An employer may appeal against the decision of the labour inspector to the voivodship administrative court.


Labour Court

An employee may also assert a claim resulting from an employment relationship in court.

The deadline for submission of an action is dependent on the nature of the case. If it is an appeal against termination of employment, the employee has to file the suit within 7 days; in the case of disciplinary dismissal, within 14 days. In most other cases the claim should be filed before the expiry of the limitation period, i.e. within three years.

Suits must be filed at the district court, in the labour court division competent for the company's seat / place of residence of the employer. If the value of the object of the dispute exceeds 75,000 PLN, the complaint must be filed at the regional court.

The suit must be filed in writing. An employee can draw up a lawsuit by himself, and in case of deficiencies the court will summon the employee to provide the necessary information. A suit may also be filed by the public prosecutor or a trade union. If the case concerns ascertainment of the existence of an employment relationship, a labour inspector may also bring the suit to court.

An employee may defend him/herself before the court on his own, but may also appoint an attorney – however, there is no requirement for the representative to be an advocate or solicitor. If the Labour Inspectorate has previously completed an inspection in the relevant case, the court may request the transfer of records from this control.

The employee and the employer may reach an amicable agreement at each stage of the proceedings. If this occurs, the agreement will be vested with the force of a court judgment.

If the employee's demands do not exceed 50,000 PLN, he is not required to bear the costs of the filing. If this sum is higher, the employee must pay 5% of the amount in litigation (value of the claim). It should be kept in mind, though, that if the employee loses the suit, he may be charged for the opinions of experts and costs of representation incurred by the employer.

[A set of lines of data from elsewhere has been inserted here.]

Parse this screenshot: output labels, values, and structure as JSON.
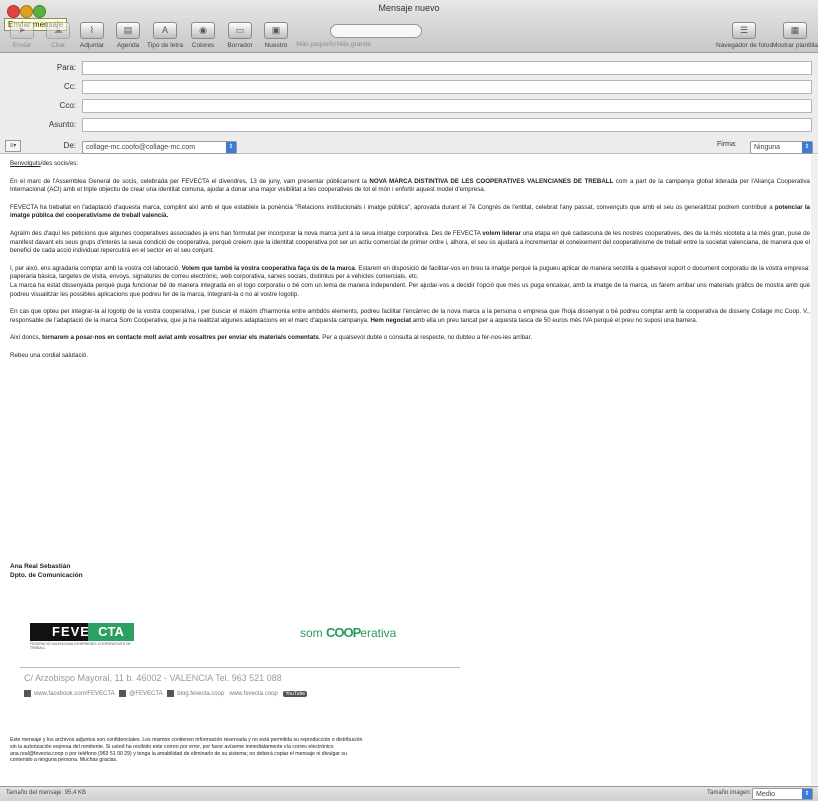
{
  "window": {
    "title": "Mensaje nuevo",
    "tooltip": "Enviar mensaje"
  },
  "toolbar": {
    "buttons": [
      {
        "label": "Enviar",
        "icon": "send-icon",
        "enabled": false
      },
      {
        "label": "Chat",
        "icon": "chat-icon",
        "enabled": false
      },
      {
        "label": "Adjuntar",
        "icon": "paperclip-icon",
        "enabled": true
      },
      {
        "label": "Agenda",
        "icon": "address-book-icon",
        "enabled": true
      },
      {
        "label": "Tipo de letra",
        "icon": "font-icon",
        "enabled": true
      },
      {
        "label": "Colores",
        "icon": "color-wheel-icon",
        "enabled": true
      },
      {
        "label": "Borrador",
        "icon": "save-draft-icon",
        "enabled": true
      },
      {
        "label": "Nuestro",
        "icon": "photo-icon",
        "enabled": true
      },
      {
        "label": "Más pequeño",
        "icon": "smaller-icon",
        "enabled": false
      },
      {
        "label": "Más grande",
        "icon": "bigger-icon",
        "enabled": false
      }
    ],
    "right_buttons": [
      {
        "label": "Navegador de fotos",
        "icon": "photo-browser-icon"
      },
      {
        "label": "Mostrar plantillas",
        "icon": "templates-icon"
      }
    ]
  },
  "header": {
    "para_label": "Para:",
    "cc_label": "Cc:",
    "cco_label": "Cco:",
    "asunto_label": "Asunto:",
    "de_label": "De:",
    "de_value": "collage-mc.coofo@collage-mc.com",
    "firma_label": "Firma:",
    "firma_value": "Ninguna"
  },
  "body": {
    "greeting_link": "Benvolguts",
    "greeting_rest": "/des socis/es:",
    "p1_a": "En el marc de l'Assemblea General de socis, celebrada per FEVECTA el divendres, 13 de juny, vam presentar públicament la ",
    "p1_b": "NOVA MARCA DISTINTIVA DE LES COOPERATIVES VALENCIANES DE TREBALL",
    "p1_c": " com a part de la campanya global liderada per l'Aliança Cooperativa Internacional (ACI) amb el triple objectiu de crear una identitat comuna, ajudar a donar una major visibilitat a les cooperatives de tot el món i enfortir aquest model d'empresa.",
    "p2_a": "FEVECTA ha treballat en l'adaptació d'aquesta marca, complint així amb el que estableix la ponència \"Relacions institucionals i imatge pública\", aprovada durant el 7è Congrés de l'entitat, celebrat l'any passat, convençuts que amb el seu ús generalitzat podrem contribuir a ",
    "p2_b": "potenciar la imatge pública del cooperativisme de treball valencià.",
    "p3_a": "Agraïm des d'aquí les peticions que algunes cooperatives associades ja ens han formulat per incorporar la nova marca junt a la seua imatge corporativa. Des de FEVECTA ",
    "p3_b": "volem liderar",
    "p3_c": " una etapa en què cadascuna de les nostres cooperatives, des de la més xicoteta a la més gran, puse de manifest davant els seus grups d'interès la seua condició de cooperativa, perquè creiem que la identitat cooperativa pot ser un actiu comercial de primer ordre i, alhora, el seu ús ajudarà a incrementar el coneixement del cooperativisme de treball entre la societat valenciana, de manera que el benefici de cada acció individual repercutirà en el sector en el seu conjunt.",
    "p4_a": "I, per això, ens agradaria comptar amb la vostra col·laboració. ",
    "p4_b": "Volem que també la vostra cooperativa faça ús de la marca",
    "p4_c": ". Estarem en disposició de facilitar-vos en breu la imatge perquè la pugueu aplicar de manera senzilla a qualsevol suport o document corporatiu de la vostra empresa: paperaria bàsica, targetes de visita, envoys, signatures de correu electrònic, web corporativa, xarxes socials, distintius per a vehicles comercials, etc.",
    "p4_d": "La marca ha estat dissenyada perquè puga funcionar bé de manera integrada en el logo corporatiu o bé com un lema de manera independent. Per ajudar-vos a decidir l'opció que més us puga encaixar, amb la imatge de la marca, us farem arribar uns materials gràfics de mostra amb què podreu visualitzar les possibles aplicacions que podreu fer de la marca, integrant-la o no al vostre logotip.",
    "p5_a": "En cas que opteu per integrar-la al logotip de la vostra cooperativa, i per buscar el màxim d'harmonia entre ambdós elements, podreu facilitar l'encàrrec de la nova marca a la persona o empresa que l'hoja dissenyat o bé podreu comptar amb la cooperativa de disseny Collage mc Coop. V., responsable de l'adaptació de la marca Som Cooperativa, que ja ha realitzat algunes adaptacions en el marc d'aquesta campanya. ",
    "p5_b": "Hem negociat",
    "p5_c": " amb ella un preu tancat per a aquesta tasca de 50 euros més IVA perquè el preu no suposi una barrera.",
    "p6_a": "Així doncs, ",
    "p6_b": "tornarem a posar-nos en contacte molt aviat amb vosaltres per enviar els materials comentats",
    "p6_c": ". Per a qualsevol dubte o consulta al respecte, no dubteu a fer-nos-les arribar.",
    "closing": "Rebeu una cordial salutació.",
    "sig_name": "Ana Real Sebastián",
    "sig_dept": "Dpto. de Comunicación"
  },
  "footer": {
    "logo_left_a": "FEVE",
    "logo_left_b": "CTA",
    "logo_left_sub": "FEDERACIÓ VALENCIANA D'EMPRESES COOPERATIVES DE TREBALL",
    "logo_right_a": "som ",
    "logo_right_b": "COOP",
    "logo_right_c": "erativa",
    "address": "C/ Arzobispo Mayoral, 11 b. 46002 - VALENCIA  Tel. 963 521 088",
    "social_fb": "www.facebook.com/FEVECTA",
    "social_tw": "@FEVECTA",
    "social_blog": "blog.fevecta.coop",
    "social_web": "www.fevecta.coop",
    "social_yt": "YouTube",
    "legal": "Este mensaje y los archivos adjuntos son confidenciales. Los mismos contienen información reservada y no está permitida su reproducción o distribución sin la autorización expresa del remitente. Si usted ha recibido este correo por error, por favor avíseme inmediatamente vía correo electrónico ana.real@fevecta.coop o por teléfono (963 51 00 29) y tenga la amabilidad de eliminarlo de su sistema; no deberá copiar el mensaje ni divulgar su contenido a ninguna persona. Muchas gracias."
  },
  "status": {
    "size_text": "Tamaño del mensaje: 95,4 KB",
    "image_label": "Tamaño imagen:",
    "image_value": "Medio"
  }
}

The judgment of the court of first instance may be appealed against. The appeal must be lodged within 2 weeks of the announcement judgment of the court or receipt of the judgment with its justification. To obtain justification of the verdict, an application to the court must be submitted. The appeal should be brought to the court where the case was considered previously.